The study showed that sun exposure and vitamin D levels might play a crucial role in risk of the disease in kids.
The researchers found that populations living at or near the equator, where there is abundant sunshine (and ultraviolet B irradiance) have low incidence rates of type 1 diabetes.
On the other hand, populations at higher latitudes, where available sunlight is scarcer, have higher incidence rates.
These findings add new support to the concept of a role of vitamin D in reducing risk of this disease.
Ultraviolet B (UVB) exposure triggers photosynthesis of vitamin D3 in the skin. This form of vitamin D also is available through diet and supplements.
"This is the first study, to our knowledge, to show that higher serum levels of vitamin D are associated with reduced incidence rates of type 1 diabetes worldwide," said Cedric F. Garland, Dr. P.H., professor of Family and Preventive Medicine in the UCSD School of Medicine, and member of the Moores UCSD Cancer Center.
"This research suggests that childhood type 1 diabetes may be preventable with a modest intake of vitamin D3 (1000 IU/day) for children, ideally with 5 to 10 minutes of sunlight around noontime, when good weather allows. Infants less than a year old should not be given more than 400 IU per day without consulting a doctor," he added.
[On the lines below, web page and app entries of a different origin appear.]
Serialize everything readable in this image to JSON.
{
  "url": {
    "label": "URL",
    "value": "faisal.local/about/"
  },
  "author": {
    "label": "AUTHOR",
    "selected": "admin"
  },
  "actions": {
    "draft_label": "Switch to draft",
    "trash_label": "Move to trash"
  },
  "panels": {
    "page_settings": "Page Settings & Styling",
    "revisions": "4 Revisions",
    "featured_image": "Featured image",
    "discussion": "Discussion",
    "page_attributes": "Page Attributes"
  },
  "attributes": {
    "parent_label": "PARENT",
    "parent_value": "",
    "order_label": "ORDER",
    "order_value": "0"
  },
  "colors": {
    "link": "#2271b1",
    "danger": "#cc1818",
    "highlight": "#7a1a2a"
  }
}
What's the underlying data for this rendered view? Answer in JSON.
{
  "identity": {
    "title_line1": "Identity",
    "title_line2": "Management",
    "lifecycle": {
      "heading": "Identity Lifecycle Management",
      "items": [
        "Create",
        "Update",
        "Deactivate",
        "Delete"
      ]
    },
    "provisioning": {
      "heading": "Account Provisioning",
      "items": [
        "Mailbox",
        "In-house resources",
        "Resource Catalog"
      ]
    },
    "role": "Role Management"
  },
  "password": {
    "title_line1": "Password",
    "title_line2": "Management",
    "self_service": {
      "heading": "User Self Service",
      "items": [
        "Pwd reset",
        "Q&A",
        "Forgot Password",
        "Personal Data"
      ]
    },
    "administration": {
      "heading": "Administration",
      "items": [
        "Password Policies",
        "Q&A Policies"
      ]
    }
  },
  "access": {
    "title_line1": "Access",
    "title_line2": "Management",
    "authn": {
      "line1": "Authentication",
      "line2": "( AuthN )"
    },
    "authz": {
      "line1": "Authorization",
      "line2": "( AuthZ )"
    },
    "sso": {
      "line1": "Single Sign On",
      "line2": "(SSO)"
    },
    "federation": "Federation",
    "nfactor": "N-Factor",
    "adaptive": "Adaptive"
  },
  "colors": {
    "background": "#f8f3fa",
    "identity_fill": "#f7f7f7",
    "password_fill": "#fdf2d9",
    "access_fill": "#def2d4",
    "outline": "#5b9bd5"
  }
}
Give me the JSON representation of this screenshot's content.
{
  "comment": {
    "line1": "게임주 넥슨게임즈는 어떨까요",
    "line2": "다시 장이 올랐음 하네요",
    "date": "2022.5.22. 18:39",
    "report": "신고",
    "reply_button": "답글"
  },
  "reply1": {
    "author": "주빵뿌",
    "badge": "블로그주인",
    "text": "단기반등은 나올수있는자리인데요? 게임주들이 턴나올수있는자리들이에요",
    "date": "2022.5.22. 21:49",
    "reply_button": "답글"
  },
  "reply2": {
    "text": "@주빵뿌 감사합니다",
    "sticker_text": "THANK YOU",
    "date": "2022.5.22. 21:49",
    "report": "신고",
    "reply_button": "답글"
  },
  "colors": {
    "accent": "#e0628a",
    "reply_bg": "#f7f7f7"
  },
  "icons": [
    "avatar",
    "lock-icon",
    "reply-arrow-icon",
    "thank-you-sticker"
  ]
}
The association of UVB irradiance to incidence of type 1 diabetes remained strong even after the researchers accounted for per capita healthcare expenditure. This was an important consideration because regions located near the equator tend to have lower per capita healthcare expenditures, which could result in under-reporting of type 1 diabetes.
The researchers created a graph with a vertical axis for diabetes incidence rates, and a horizontal axis for latitude. The latitudes range from -60 for the southern hemisphere, to zero for the equator, to +70 for the northern hemisphere. They then plotted incidence rates for 51 regions according to latitude. The resulting chart was a parabolic curve that looks like a smile.
In the paper the researchers call for public health action to address widespread vitamin D inadequacy in U.S. children.
"This study presents strong epidemiological evidence to suggest that we may be able to prevent new cases of type 1 diabetes," said Garland.
"By preventing this disease, we would prevent its many devastating consequences."
The study is published June 5 in the online version of the scientific journal Diabetologia.